“You’re still here”, he observed.
“We are”, I said, “But the tent’s in a bad way. Some poles are broken”.
He gestured across the field at the post-apocalyptic landscape of ruined tents: “Just go and see what you can find from these, and take whatever you need”.
“Won’t their owners be coming back for them?” I asked.
“Oh no”, he said, “They never do”.
I looked at his unperturbed face: he knew very well what came through that gap from time to time. But absolutely nothing had been said when each camper had walked into his office and had paid for their stay (in advance). Bricriu would have been proud of him.
I remember it being a relief in a way, to now find ourselves alone. The other campers were from the Unionist community in Northern Ireland. We had got on well with them and chatted freely. But my experience in the past had been that the name Dominic Kelly had such strong Irish catholic resonances for people from that background that it didn’t always produce a friendly response and I kept it to myself. However on day three, one of my family mentioned my name to our neighbours and that was the last time they talked to us. That was also when things started to go missing from the tent when we were out. This is not a slant on that community. No doubt one could have had a similar situation if the backgrounds of myself and the other campers had been reversed. But as someone mostly sheltered from prejudice it was a striking experience.

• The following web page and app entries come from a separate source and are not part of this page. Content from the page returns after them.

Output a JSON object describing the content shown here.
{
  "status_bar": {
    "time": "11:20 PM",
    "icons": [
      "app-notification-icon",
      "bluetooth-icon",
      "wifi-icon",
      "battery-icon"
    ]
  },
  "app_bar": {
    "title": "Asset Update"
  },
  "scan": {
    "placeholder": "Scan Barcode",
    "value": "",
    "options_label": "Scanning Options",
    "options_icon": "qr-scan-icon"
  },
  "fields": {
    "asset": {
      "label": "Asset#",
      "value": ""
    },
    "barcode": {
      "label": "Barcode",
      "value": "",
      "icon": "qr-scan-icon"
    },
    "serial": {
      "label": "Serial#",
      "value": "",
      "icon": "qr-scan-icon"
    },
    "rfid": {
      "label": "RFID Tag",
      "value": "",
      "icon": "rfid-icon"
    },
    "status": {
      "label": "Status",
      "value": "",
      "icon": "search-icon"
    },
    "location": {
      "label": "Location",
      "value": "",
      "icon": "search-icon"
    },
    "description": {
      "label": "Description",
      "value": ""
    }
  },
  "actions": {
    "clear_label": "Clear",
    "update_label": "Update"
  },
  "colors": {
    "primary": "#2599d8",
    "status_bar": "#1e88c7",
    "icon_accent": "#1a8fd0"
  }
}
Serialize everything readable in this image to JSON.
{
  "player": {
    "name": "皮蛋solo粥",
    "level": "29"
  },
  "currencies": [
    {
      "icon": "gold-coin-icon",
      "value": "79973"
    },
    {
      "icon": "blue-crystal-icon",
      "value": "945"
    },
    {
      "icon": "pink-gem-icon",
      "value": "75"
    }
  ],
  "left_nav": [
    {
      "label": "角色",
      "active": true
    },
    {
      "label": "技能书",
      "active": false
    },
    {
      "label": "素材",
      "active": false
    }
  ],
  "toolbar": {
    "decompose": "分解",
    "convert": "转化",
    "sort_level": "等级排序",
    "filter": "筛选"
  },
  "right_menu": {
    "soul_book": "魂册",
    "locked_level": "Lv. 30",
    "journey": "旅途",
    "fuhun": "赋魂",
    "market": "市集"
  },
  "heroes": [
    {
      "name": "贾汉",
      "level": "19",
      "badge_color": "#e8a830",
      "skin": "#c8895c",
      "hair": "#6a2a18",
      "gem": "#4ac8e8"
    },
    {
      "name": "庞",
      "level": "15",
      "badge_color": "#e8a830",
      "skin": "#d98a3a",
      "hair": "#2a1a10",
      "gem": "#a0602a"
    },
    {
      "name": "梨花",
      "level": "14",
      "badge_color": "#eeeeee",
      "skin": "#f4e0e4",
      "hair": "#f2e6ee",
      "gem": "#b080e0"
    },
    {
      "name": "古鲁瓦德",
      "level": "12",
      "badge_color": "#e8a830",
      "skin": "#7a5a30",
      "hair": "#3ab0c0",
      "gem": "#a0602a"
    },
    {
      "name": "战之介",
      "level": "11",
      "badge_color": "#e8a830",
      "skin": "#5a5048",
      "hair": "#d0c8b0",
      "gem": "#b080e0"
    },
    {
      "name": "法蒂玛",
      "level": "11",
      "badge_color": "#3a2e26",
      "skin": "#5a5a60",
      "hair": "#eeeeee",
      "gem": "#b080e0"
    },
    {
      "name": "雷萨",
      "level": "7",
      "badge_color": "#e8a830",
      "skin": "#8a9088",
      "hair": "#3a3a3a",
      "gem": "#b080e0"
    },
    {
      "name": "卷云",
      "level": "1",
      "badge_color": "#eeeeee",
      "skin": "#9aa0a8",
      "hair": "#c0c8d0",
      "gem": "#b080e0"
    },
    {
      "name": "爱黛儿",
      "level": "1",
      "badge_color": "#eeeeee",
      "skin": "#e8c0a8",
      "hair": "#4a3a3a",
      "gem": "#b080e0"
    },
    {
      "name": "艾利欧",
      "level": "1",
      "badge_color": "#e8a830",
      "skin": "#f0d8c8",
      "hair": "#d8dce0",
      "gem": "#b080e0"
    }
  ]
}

The story of Cú Chulainn is interesting in the way it has been adopted by both the Nationalist and Unionist communities. On the one hand it is an epic of all Ireland, with a pedigree going back to at least the Dark Ages; steeped in the Irish language and the old roots of the names in the landscape, it has a natural home with the Nationalists. On the other hand its theme of one lone Ulsterman standing firm against the rest of Ireland chimes with the Unionists’ view of their position and they too have taken it in as one of their stories.
Back in 2010, I looked at Carlingford mountain rearing up behind the hostel. My route lay over the high pass beyond its summit. I loaded down the bicycle and set off. Well, it nearly killed me. Luckily the views were magnificent so I could stop repeatedly and lengthily whilst salvaging some dignity in front of passing motorists by pretending to be merely taking in the panorama. It was up here that the Brown Bull of Cooley had secreted himself. Medb had dragged half her army over the tops, ordering them to hack a cutting through the hills to effect their passage.
Slumped in a sweaty heap at the top of the pass, I stared south and east: it was all downhill from here, all the way to the Louth plain – Cú Chulainn’s beloved Muirhemne. And on the eastern edge of Dundalk, there in the distance, rose a lonely hill: Dún Delga, Cú Chulainn’s own home, his fortress. That was where I was headed. I wheeled the bike back onto the tarmac, pointed it at the plain and let it freewheel wildly down the pass, taking me towards the next stage of the journey.